=== ACTION ITEM ===
Find and copy each line of the records where the string "favicon" shows up.

=== THE DATA ===

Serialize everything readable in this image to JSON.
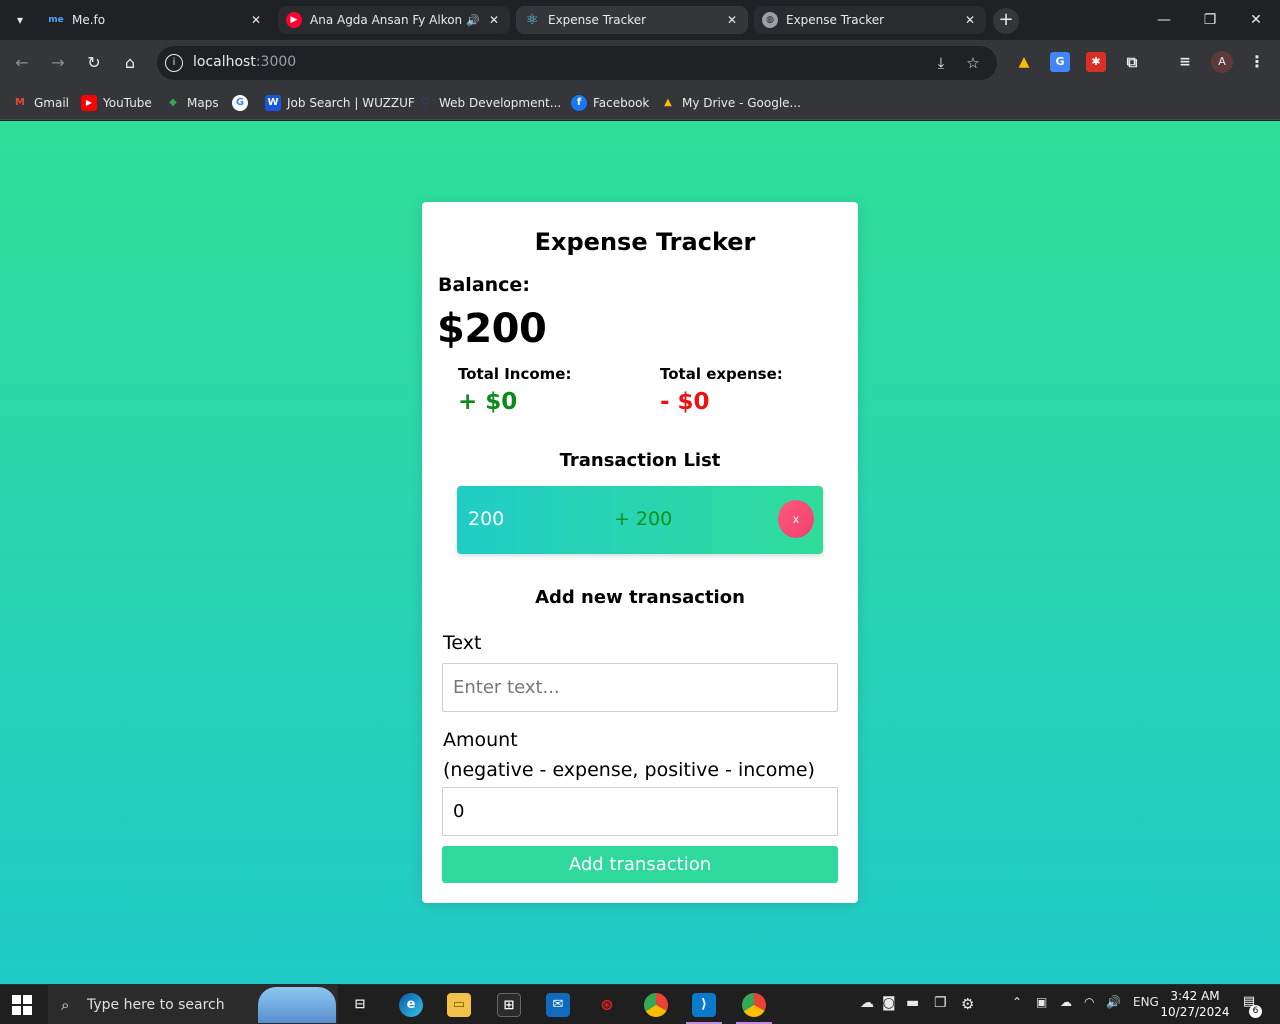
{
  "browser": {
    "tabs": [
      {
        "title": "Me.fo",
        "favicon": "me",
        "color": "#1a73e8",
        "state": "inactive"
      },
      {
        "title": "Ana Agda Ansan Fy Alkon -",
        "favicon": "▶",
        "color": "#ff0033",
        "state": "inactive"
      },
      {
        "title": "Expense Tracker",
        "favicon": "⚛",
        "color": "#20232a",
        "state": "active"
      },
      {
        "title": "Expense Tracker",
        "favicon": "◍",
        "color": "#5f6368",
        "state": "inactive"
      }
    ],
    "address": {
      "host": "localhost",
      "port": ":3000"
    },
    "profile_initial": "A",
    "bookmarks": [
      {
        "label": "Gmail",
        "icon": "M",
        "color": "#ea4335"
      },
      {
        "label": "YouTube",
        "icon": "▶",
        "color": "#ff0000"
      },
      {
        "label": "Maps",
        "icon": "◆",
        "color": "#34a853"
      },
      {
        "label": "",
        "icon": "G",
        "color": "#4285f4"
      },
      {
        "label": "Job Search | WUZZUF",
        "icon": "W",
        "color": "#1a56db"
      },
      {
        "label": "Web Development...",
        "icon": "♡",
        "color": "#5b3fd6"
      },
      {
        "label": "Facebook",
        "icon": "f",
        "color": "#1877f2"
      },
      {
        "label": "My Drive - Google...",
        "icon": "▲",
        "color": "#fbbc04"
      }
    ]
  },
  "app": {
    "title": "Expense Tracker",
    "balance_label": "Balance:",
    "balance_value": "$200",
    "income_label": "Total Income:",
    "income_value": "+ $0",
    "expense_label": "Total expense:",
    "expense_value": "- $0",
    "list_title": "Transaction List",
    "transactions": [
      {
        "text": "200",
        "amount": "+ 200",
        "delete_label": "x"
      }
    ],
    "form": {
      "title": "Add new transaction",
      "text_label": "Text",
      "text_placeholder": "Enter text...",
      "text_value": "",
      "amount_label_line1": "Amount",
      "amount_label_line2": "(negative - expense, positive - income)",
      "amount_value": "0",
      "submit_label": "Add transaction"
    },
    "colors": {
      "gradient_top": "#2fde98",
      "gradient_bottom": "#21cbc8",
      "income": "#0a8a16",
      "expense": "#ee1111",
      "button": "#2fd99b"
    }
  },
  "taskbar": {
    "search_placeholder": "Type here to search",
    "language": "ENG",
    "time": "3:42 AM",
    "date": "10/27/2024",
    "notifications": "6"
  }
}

=== WRITTEN REPLY ===
        "favicon": "me",
        "favicon": "▶",
        "favicon": "⚛",
        "favicon": "◍",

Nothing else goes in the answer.